Technical Memorandum 16
Supervising Scientist, 1986
ISBN 0 644 01331 1
About the report
Data were gathered on habit of food consumption, habitats, reproductive cycles, general biology, and utilisation by Aboriginal people, of five reptile species on the Magela Creek system: filesnakes (Acrochordus arafurae), sand goannas (Varanus panoptes and V. gouldii) and water goannas (V. mertensi and V. mitchelli).
Filesnakes are abundant in downstream billabongs, and eat a variety of fishes. Mating occurs during the Dry season, with parturition late in the Wet season. Radiotelemetry revealed extensive nocturnal movements, especially in shallowly inundated grassland during the Wet season.
Sand goannas have very diverse diets, including both vertebrate and invertebrate prey. The proportion of prey that is of aquatic origin is quite high (30% by weight) in V. panoptea, but negligible in V. gouldii. Water goannas are relatively uncommon in downstream areas. These lizards eat mainly fishes and terrestrial arthropods (V. mitchelli) and freshwater crabs (V. mertensi).
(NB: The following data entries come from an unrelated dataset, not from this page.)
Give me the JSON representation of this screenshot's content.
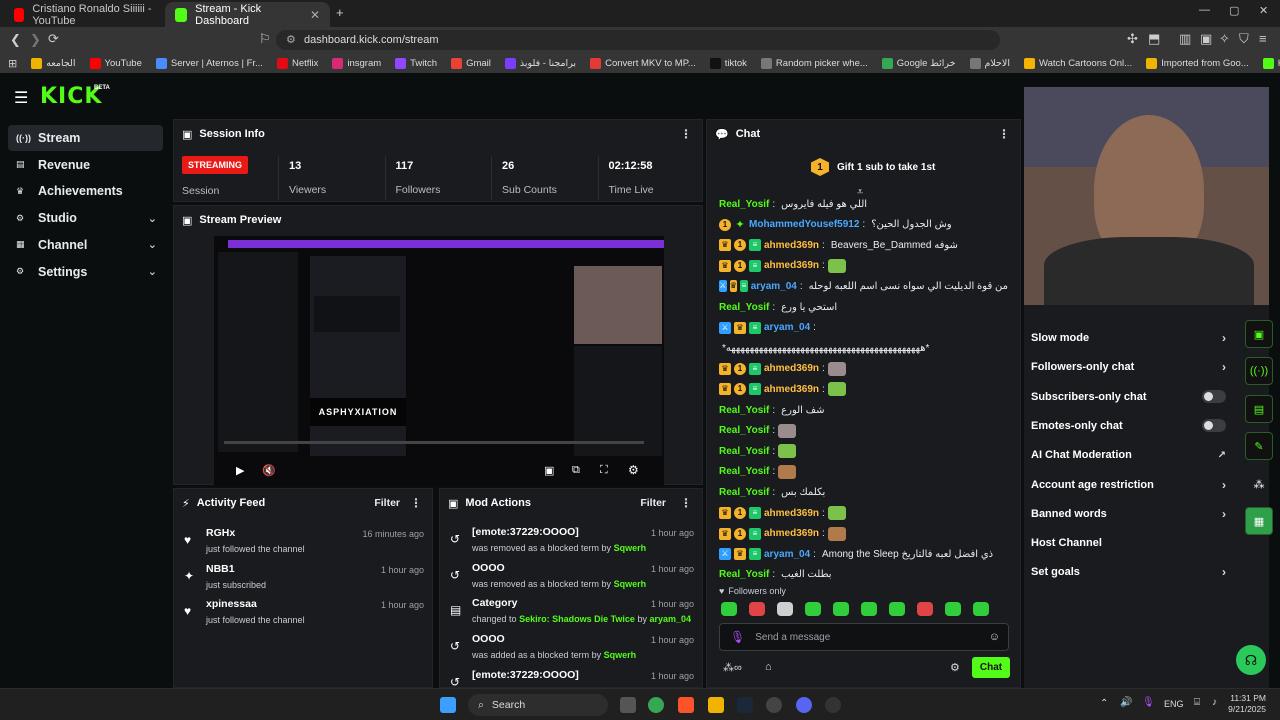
{
  "browser": {
    "tabs": [
      {
        "title": "Cristiano Ronaldo Siiiiii - YouTube",
        "active": false,
        "color": "#ff0000"
      },
      {
        "title": "Stream - Kick Dashboard",
        "active": true,
        "color": "#53fc18"
      }
    ],
    "new_tab": "+",
    "url": "dashboard.kick.com/stream",
    "bookmarks": [
      {
        "label": "الجامعه",
        "color": "#f0b400"
      },
      {
        "label": "YouTube",
        "color": "#ff0000"
      },
      {
        "label": "Server | Aternos | Fr...",
        "color": "#4a8cff"
      },
      {
        "label": "Netflix",
        "color": "#e50914"
      },
      {
        "label": "insgram",
        "color": "#d62976"
      },
      {
        "label": "Twitch",
        "color": "#9146ff"
      },
      {
        "label": "Gmail",
        "color": "#ea4335"
      },
      {
        "label": "برامجنا - فلوبذ",
        "color": "#7a3cff"
      },
      {
        "label": "Convert MKV to MP...",
        "color": "#e53935"
      },
      {
        "label": "tiktok",
        "color": "#111111"
      },
      {
        "label": "Random picker whe...",
        "color": "#777777"
      },
      {
        "label": "Google خرائط",
        "color": "#34a853"
      },
      {
        "label": "الاحلام",
        "color": "#777777"
      },
      {
        "label": "Watch Cartoons Onl...",
        "color": "#f4b400"
      },
      {
        "label": "Imported from Goo...",
        "color": "#f0b400"
      },
      {
        "label": "Kick",
        "color": "#53fc18"
      }
    ]
  },
  "app": {
    "logo": "KICK",
    "logo_badge": "BETA",
    "nav": [
      {
        "label": "Stream",
        "icon": "stream-icon",
        "active": true,
        "expandable": false
      },
      {
        "label": "Revenue",
        "icon": "revenue-icon",
        "active": false,
        "expandable": false
      },
      {
        "label": "Achievements",
        "icon": "trophy-icon",
        "active": false,
        "expandable": false
      },
      {
        "label": "Studio",
        "icon": "studio-icon",
        "active": false,
        "expandable": true
      },
      {
        "label": "Channel",
        "icon": "channel-icon",
        "active": false,
        "expandable": true
      },
      {
        "label": "Settings",
        "icon": "gear-icon",
        "active": false,
        "expandable": true
      }
    ],
    "session": {
      "title": "Session Info",
      "status": "STREAMING",
      "status_label": "Session",
      "stats": [
        {
          "value": "13",
          "label": "Viewers"
        },
        {
          "value": "117",
          "label": "Followers"
        },
        {
          "value": "26",
          "label": "Sub Counts"
        },
        {
          "value": "02:12:58",
          "label": "Time Live"
        }
      ]
    },
    "preview": {
      "title": "Stream Preview"
    },
    "activity": {
      "title": "Activity Feed",
      "filter": "Filter",
      "items": [
        {
          "name": "RGHx",
          "desc": "just followed the channel",
          "time": "16 minutes ago",
          "icon": "heart-icon"
        },
        {
          "name": "NBB1",
          "desc": "just subscribed",
          "time": "1 hour ago",
          "icon": "star-icon"
        },
        {
          "name": "xpinessaa",
          "desc": "just followed the channel",
          "time": "1 hour ago",
          "icon": "heart-icon"
        }
      ]
    },
    "mod": {
      "title": "Mod Actions",
      "filter": "Filter",
      "items": [
        {
          "title": "[emote:37229:OOOO]",
          "pre": "was removed as a blocked term by",
          "hl": "",
          "mid": "",
          "user": "Sqwerh",
          "time": "1 hour ago",
          "icon": "undo-icon"
        },
        {
          "title": "OOOO",
          "pre": "was removed as a blocked term by",
          "hl": "",
          "mid": "",
          "user": "Sqwerh",
          "time": "1 hour ago",
          "icon": "undo-icon"
        },
        {
          "title": "Category",
          "pre": "changed to",
          "hl": "Sekiro: Shadows Die Twice",
          "mid": "by",
          "user": "aryam_04",
          "time": "1 hour ago",
          "icon": "category-icon"
        },
        {
          "title": "OOOO",
          "pre": "was added as a blocked term by",
          "hl": "",
          "mid": "",
          "user": "Sqwerh",
          "time": "1 hour ago",
          "icon": "undo-icon"
        },
        {
          "title": "[emote:37229:OOOO]",
          "pre": "",
          "hl": "",
          "mid": "",
          "user": "",
          "time": "1 hour ago",
          "icon": "undo-icon"
        }
      ]
    },
    "chat": {
      "title": "Chat",
      "pinned_num": "1",
      "pinned": "Gift 1 sub to take 1st",
      "followers_only": "Followers only",
      "placeholder": "Send a message",
      "send": "Chat",
      "messages": [
        {
          "user": "Real_Yosif",
          "color": "#53fc18",
          "badges": [],
          "text": "اللي هو فيله فايروس",
          "emotes": 0
        },
        {
          "user": "MohammedYousef5912",
          "color": "#4aa8ff",
          "badges": [
            "gold",
            "sparkle"
          ],
          "text": "وش الجدول الحين؟",
          "emotes": 0
        },
        {
          "user": "ahmed369n",
          "color": "#ffbf3f",
          "badges": [
            "vip",
            "gold",
            "sub"
          ],
          "text": "Beavers_Be_Dammed شوفه",
          "emotes": 0
        },
        {
          "user": "ahmed369n",
          "color": "#ffbf3f",
          "badges": [
            "vip",
            "gold",
            "sub"
          ],
          "text": "",
          "emotes": 1
        },
        {
          "user": "aryam_04",
          "color": "#4aa8ff",
          "badges": [
            "mod",
            "vip",
            "sub"
          ],
          "text": "من قوة الديليت الي سواه نسى اسم اللعبه لوحله",
          "emotes": 0
        },
        {
          "user": "Real_Yosif",
          "color": "#53fc18",
          "badges": [],
          "text": "استحي يا ورع",
          "emotes": 0
        },
        {
          "user": "aryam_04",
          "color": "#4aa8ff",
          "badges": [
            "mod",
            "vip",
            "sub"
          ],
          "text": "",
          "emotes": 0
        },
        {
          "user": "",
          "color": "#e9ecef",
          "badges": [],
          "text": "*ههههههههههههههههههههههههههههههههههههههههههه*",
          "emotes": 0
        },
        {
          "user": "ahmed369n",
          "color": "#ffbf3f",
          "badges": [
            "vip",
            "gold",
            "sub"
          ],
          "text": "",
          "emotes": 1
        },
        {
          "user": "ahmed369n",
          "color": "#ffbf3f",
          "badges": [
            "vip",
            "gold",
            "sub"
          ],
          "text": "",
          "emotes": 1
        },
        {
          "user": "Real_Yosif",
          "color": "#53fc18",
          "badges": [],
          "text": "شف الورع",
          "emotes": 0
        },
        {
          "user": "Real_Yosif",
          "color": "#53fc18",
          "badges": [],
          "text": "",
          "emotes": 1
        },
        {
          "user": "Real_Yosif",
          "color": "#53fc18",
          "badges": [],
          "text": "",
          "emotes": 1
        },
        {
          "user": "Real_Yosif",
          "color": "#53fc18",
          "badges": [],
          "text": "",
          "emotes": 1
        },
        {
          "user": "Real_Yosif",
          "color": "#53fc18",
          "badges": [],
          "text": "بكلمك بس",
          "emotes": 0
        },
        {
          "user": "ahmed369n",
          "color": "#ffbf3f",
          "badges": [
            "vip",
            "gold",
            "sub"
          ],
          "text": "",
          "emotes": 1
        },
        {
          "user": "ahmed369n",
          "color": "#ffbf3f",
          "badges": [
            "vip",
            "gold",
            "sub"
          ],
          "text": "",
          "emotes": 1
        },
        {
          "user": "aryam_04",
          "color": "#4aa8ff",
          "badges": [
            "mod",
            "vip",
            "sub"
          ],
          "text": "Among the Sleep ذي افضل لعبه فالتاريخ",
          "emotes": 0
        },
        {
          "user": "Real_Yosif",
          "color": "#53fc18",
          "badges": [],
          "text": "بطلت الغيب",
          "emotes": 0
        }
      ]
    },
    "chat_settings": [
      {
        "label": "Slow mode",
        "control": "arrow"
      },
      {
        "label": "Followers-only chat",
        "control": "arrow"
      },
      {
        "label": "Subscribers-only chat",
        "control": "toggle"
      },
      {
        "label": "Emotes-only chat",
        "control": "toggle"
      },
      {
        "label": "AI Chat Moderation",
        "control": "external"
      },
      {
        "label": "Account age restriction",
        "control": "arrow"
      },
      {
        "label": "Banned words",
        "control": "arrow"
      },
      {
        "label": "Host Channel",
        "control": "none"
      },
      {
        "label": "Set goals",
        "control": "arrow"
      }
    ]
  },
  "taskbar": {
    "search": "Search",
    "lang": "ENG",
    "time": "11:31 PM",
    "date": "9/21/2025"
  }
}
Aboriginal people eat sand goannas throughout the year and eat large numbers of filesnakes late in the Dry season. Water goannas are not important food items.